Many people have a wrong notion that only the direct smoking is harmful and the passive or indirect smoking is not so much injurious. But the reality is that the indirect smoking is as harmful as the direct one. Mostly, women and children are the victims of the indirect smoking.
A research, conducted by World Health Organization (WHO) in 192 countries across the globe, revealed that around six lakh people die every year due to passive smoking. Of them, 1.65 lakh are children.
Heart diseases, lung cancer, tuberculosis and other respiratory diseases are caused by passive smoking, the report said, adding children and women are more affected than men.
Every year, around 81,000 women and children die in the country due to passive smoking, the report said.

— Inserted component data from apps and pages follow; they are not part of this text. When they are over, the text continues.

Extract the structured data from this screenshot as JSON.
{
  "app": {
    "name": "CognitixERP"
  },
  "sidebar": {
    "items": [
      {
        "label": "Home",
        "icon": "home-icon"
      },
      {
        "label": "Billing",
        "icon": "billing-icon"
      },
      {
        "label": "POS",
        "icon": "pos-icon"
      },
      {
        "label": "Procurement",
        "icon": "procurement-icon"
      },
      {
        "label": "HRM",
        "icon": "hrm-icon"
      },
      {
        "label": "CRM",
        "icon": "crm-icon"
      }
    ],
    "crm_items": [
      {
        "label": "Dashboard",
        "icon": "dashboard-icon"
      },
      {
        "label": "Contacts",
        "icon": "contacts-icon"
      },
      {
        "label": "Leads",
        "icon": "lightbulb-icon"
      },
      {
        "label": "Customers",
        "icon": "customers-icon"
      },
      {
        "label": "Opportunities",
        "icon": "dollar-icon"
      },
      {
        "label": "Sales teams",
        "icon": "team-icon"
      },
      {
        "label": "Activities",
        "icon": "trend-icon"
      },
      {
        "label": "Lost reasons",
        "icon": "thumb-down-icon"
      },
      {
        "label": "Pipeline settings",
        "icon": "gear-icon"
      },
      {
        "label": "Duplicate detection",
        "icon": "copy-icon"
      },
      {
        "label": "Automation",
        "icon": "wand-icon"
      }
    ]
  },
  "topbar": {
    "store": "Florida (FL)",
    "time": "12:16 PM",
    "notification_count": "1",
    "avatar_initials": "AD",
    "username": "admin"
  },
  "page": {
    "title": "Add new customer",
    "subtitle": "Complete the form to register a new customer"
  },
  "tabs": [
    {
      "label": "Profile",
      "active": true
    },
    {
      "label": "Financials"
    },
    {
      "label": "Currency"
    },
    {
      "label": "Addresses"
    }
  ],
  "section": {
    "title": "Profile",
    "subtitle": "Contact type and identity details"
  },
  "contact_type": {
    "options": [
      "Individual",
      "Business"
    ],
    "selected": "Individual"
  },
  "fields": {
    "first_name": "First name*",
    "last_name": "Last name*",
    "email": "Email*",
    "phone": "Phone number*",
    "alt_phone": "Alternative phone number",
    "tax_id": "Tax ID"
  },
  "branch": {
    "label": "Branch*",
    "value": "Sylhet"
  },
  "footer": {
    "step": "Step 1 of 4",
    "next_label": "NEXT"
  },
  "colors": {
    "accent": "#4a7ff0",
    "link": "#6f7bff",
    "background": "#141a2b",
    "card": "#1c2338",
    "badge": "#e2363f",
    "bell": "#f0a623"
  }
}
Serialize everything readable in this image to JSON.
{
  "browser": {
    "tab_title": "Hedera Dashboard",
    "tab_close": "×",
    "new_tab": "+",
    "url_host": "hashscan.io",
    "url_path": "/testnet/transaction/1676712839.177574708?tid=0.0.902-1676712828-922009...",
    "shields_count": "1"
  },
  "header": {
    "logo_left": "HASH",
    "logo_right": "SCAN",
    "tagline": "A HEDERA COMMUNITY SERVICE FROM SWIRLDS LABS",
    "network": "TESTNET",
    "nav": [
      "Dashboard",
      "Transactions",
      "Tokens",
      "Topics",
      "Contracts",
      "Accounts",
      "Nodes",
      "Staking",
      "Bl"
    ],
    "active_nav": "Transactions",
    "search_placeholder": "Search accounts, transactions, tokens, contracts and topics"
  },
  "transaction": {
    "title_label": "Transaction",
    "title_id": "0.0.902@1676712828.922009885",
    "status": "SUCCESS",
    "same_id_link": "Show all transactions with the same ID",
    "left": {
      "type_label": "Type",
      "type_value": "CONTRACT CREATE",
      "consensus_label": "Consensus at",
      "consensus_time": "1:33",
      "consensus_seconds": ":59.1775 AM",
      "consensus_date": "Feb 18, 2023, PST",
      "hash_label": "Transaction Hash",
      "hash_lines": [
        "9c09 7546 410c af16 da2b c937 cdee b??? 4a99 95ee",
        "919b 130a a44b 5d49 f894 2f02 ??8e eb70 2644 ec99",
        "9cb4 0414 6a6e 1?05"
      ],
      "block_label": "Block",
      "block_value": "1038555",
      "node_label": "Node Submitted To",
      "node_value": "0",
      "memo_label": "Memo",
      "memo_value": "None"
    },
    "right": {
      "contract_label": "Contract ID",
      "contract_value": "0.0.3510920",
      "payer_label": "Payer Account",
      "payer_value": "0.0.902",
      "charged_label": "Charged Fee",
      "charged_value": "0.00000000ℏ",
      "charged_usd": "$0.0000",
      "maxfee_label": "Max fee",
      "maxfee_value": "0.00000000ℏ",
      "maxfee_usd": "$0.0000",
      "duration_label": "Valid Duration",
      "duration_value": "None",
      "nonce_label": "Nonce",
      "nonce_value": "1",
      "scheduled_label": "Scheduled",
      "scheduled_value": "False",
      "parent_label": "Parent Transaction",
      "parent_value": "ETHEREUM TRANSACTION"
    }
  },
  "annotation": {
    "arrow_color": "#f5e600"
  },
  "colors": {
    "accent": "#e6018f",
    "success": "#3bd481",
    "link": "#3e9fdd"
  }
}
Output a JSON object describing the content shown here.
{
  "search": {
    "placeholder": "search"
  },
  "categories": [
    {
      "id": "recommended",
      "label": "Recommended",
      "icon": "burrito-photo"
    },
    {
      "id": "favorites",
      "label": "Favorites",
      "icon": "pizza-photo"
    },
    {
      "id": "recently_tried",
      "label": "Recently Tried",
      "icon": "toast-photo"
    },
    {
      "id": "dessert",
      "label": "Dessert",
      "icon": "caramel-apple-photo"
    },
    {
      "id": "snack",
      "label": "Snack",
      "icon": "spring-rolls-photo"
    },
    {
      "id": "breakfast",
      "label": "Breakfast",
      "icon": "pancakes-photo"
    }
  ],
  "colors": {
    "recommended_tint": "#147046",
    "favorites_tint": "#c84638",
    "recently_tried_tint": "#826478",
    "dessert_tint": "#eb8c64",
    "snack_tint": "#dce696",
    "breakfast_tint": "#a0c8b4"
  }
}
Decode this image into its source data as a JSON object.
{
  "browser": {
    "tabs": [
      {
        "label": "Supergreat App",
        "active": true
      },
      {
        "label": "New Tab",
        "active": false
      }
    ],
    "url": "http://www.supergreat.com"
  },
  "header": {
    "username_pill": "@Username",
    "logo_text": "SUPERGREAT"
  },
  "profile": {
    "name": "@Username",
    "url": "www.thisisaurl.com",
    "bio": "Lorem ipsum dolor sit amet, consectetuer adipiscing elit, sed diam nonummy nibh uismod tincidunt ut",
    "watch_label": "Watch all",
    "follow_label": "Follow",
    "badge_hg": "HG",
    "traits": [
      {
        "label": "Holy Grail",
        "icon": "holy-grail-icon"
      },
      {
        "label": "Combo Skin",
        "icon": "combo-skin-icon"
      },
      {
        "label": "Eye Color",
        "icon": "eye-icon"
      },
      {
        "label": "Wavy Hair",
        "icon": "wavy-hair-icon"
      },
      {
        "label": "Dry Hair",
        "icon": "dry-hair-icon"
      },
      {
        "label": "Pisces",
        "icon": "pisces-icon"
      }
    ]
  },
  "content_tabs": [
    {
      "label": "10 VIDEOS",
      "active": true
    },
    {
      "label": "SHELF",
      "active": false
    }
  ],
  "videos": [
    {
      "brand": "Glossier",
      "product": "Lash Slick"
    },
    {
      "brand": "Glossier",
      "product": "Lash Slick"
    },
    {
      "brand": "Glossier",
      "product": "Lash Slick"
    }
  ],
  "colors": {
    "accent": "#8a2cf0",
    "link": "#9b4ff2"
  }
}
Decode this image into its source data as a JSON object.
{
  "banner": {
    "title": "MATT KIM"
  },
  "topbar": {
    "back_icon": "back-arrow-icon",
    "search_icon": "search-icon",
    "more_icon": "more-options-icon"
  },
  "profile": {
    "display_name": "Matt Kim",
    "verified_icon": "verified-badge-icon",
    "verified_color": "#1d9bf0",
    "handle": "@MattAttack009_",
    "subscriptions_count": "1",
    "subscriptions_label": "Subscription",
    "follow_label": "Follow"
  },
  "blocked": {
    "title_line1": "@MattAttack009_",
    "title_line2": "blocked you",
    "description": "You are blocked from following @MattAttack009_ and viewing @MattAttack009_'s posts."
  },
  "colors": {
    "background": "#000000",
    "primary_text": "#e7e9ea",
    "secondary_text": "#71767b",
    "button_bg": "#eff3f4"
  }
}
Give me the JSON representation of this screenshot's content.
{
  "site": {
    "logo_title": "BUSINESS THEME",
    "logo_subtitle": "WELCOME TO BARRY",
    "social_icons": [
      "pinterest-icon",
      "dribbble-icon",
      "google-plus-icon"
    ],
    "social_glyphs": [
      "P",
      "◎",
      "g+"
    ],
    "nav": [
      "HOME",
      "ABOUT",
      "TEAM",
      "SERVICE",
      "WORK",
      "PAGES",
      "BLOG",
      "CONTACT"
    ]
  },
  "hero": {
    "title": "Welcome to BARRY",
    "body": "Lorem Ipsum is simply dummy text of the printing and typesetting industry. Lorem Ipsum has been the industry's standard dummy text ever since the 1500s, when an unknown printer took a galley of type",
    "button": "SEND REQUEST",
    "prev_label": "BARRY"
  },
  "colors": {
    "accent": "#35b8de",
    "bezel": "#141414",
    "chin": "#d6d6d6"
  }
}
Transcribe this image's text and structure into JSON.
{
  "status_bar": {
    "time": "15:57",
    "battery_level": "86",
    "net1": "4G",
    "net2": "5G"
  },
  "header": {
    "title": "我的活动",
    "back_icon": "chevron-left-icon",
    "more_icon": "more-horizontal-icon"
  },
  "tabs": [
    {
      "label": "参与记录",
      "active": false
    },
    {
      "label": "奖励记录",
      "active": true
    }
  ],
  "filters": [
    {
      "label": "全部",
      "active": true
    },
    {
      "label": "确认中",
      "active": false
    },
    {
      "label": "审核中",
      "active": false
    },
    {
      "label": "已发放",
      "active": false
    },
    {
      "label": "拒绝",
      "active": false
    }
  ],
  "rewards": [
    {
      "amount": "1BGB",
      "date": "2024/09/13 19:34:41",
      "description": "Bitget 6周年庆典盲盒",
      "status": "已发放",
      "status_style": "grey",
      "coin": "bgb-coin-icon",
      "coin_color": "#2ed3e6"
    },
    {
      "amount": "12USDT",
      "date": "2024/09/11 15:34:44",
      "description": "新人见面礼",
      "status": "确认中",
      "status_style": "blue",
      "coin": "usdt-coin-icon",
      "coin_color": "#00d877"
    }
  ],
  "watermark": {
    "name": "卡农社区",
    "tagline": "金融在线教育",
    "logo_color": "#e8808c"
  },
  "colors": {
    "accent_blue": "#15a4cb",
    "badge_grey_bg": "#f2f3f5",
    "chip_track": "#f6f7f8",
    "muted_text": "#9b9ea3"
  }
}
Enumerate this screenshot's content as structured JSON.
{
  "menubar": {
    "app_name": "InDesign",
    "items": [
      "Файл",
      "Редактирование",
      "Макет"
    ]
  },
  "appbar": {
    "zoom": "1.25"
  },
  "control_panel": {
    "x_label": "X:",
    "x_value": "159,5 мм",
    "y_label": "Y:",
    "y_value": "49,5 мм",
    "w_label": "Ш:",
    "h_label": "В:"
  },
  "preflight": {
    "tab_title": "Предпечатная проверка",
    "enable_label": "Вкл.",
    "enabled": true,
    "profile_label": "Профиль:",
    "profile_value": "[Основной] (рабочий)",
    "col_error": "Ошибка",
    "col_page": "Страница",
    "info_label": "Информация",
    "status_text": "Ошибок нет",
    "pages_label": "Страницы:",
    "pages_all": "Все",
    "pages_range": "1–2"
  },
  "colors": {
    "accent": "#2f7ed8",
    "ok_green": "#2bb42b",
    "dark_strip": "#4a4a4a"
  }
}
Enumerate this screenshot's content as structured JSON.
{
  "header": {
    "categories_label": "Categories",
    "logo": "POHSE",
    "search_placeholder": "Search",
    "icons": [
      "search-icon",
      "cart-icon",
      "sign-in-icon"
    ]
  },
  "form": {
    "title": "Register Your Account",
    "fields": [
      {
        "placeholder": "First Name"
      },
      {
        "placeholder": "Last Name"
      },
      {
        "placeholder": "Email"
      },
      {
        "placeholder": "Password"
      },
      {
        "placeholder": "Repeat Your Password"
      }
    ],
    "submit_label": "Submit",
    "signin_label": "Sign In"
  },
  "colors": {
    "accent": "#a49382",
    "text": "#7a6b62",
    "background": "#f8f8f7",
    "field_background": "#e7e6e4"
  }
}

Sources said the government has taken different steps to check smoking in the country. The government has passed Tobacco Control Policy 2015 with a provision to prevent passive smoking.
There are strong provisions in the amended law of 2013 and the policy of 2015 to protect women and children form indirect smoking. Smoking in public places and public transports is strictly prohibited.
In Bangladesh, at least 57,000 people die each year from eight tobacco related diseases. The rate of tobacco use in Bangladesh is one of the highest in the world. More than 43 percent of the adult population use tobacco in any form.
Recently, at an anti-tobacco programme, Education Minister Nurul Islam Nahid said harmful impacts of tobacco would be incorporated in the textbooks to create awareness against all sorts of tobacco consumption among the students.
“Tobacco consumption has huge negative impacts on human health… So, we should educate our students about the harmful effects of tobacco,” he said.
The anti-tobacco campaigners called upon the government to enforce the anti-tobacco laws strictly to stop all forms of promotional campaigns on tobacco and tobacco products aiming to protect the people from its harmful effects.
Registrar Doctor of Dhaka Medical College and Hospital Dr Saidur Rahman Shohag told BSS that tobacco products are very cheap and available in Bangladesh and that is why foreign companies want to invest in tobacco business here.
“We have to raise awareness among the mass people, particularly our school going children, against tobacco. The consequences of tobacco consumption should be incorporated in textbooks,” he said.